Sunday, May 26, 2024
Home Farming Tips How To Make A Good Nursery Bed

How To Make A Good Nursery Bed

by admin
0 comment

A poorly constructed and managed nursery bed will lead to poor

A poorly constructed and managed nursery bed will lead to poor germination or diseased seedlings. The seedlings may fail to grow when transplanted. A farmer may lose big in buying seeds and preparing the garden again and could plant in the wrong season. These affect food security, income and nutrition since vegetables are important components for our diets.

A nursery bed is a prepared plot of land for raising seedlings. It acts as a temporary home for young plants until they are eventually planted in a main garden.

Vegetables such as cabbages, onions, tomatoes, eggplants are best raised in the nursery bed.

The nursery should be near the main garden to avoid damage of seedlings during transplanting. The water source should also be near for irrigation. The nursery bed should be protected from strong winds and should never be located on a slope to avoid erosion of seeds and nutrients, it should face east-west direction and should never be put in a water logged area.

Bed preparation
After site selection, clear the land. Measure 1m wide of any convenient length, dig it well at least to a depth of 0.3-0.45m so that stones and roots lying underneath are dug out and thrown outside the nursery. If the soil is gravely, it should be sieved through a   ne wire mesh to remove gravel.

The soil should then be mixed with farmyard manure with one wheelbarrow of compost and sand for 3m2 to make at least a 7cm layer. Charcoal dust and ashes can also be mixed in the bed to correct the acidity of soil and keep away worms. Note that inorganic fertiliser can also be added during bed preparation at rate of 900gm of 5-10-5 NPK fertiliser per 9m2 of bed area.

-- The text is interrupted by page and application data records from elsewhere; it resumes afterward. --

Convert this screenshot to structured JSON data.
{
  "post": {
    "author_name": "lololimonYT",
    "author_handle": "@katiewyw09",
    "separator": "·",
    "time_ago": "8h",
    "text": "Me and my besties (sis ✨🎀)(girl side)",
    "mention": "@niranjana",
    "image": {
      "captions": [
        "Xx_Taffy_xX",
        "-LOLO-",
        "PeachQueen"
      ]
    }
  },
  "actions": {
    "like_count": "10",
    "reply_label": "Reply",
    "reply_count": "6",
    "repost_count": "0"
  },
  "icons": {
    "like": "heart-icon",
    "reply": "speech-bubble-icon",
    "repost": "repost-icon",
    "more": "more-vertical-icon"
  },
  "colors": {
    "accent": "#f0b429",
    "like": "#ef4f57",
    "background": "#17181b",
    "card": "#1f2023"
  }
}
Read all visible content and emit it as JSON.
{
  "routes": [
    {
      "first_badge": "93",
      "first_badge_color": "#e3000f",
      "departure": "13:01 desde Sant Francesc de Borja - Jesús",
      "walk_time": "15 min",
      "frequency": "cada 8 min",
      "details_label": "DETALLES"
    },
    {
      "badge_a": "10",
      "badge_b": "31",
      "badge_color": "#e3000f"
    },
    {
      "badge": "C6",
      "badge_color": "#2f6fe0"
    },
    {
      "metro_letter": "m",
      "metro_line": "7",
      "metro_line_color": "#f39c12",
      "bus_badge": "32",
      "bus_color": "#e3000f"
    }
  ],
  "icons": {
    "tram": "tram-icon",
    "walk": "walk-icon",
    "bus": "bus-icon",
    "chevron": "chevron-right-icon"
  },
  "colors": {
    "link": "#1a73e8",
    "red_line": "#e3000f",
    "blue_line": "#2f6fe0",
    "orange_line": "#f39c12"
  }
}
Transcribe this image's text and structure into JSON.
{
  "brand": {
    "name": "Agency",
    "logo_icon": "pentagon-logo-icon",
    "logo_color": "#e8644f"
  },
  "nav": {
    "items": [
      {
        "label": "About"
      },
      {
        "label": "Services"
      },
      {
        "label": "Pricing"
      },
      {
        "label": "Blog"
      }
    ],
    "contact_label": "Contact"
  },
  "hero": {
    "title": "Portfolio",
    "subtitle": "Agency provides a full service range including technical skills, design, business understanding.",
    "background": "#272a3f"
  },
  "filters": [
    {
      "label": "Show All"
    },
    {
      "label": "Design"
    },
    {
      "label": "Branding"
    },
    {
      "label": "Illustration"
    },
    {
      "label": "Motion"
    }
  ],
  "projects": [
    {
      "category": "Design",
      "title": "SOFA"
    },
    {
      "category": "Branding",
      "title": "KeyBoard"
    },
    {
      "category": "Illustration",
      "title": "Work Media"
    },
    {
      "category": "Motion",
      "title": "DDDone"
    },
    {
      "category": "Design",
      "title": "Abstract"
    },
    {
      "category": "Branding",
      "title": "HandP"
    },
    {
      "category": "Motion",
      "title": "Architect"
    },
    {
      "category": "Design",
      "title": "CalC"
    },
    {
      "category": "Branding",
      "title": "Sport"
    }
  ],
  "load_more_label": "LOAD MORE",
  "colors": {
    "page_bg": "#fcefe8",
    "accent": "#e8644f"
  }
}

Planting seeds
Seeds should be planted at spacing of 15cm between rows, cover the seeds lightly and mulch the bed with dry grass. The bed should have been watered thoroughly on the day prior to sowing. Mulching a nursery bed soon after sowing seeds is a must.

Maintenance of nursery bed
Mulch the seed bed after sowing until germination. 

Provide enough shade to the crop after germination 1m above bed. Thin the crops properly, remove weak or diseased seedlings and keep the bed weed-free.

Transplant seedlings after 21–30 days. Harden the crop by removing the shade a day before transplanting as this gives the seedling chance to get used to the direct sun.

Reduce water at this stage. Transplant at recommended spacing per crop early in the morning or late in the evening (from 6:00am to 10:00am or 4:00 to 6:00pm) and plants should receive water as soon as transplanting is done.

You may also like

Leave a Comment

Download Vision Group Experience App

Follow Us

All Rights Reserved © Harvest Money 2023

error: Content is protected !!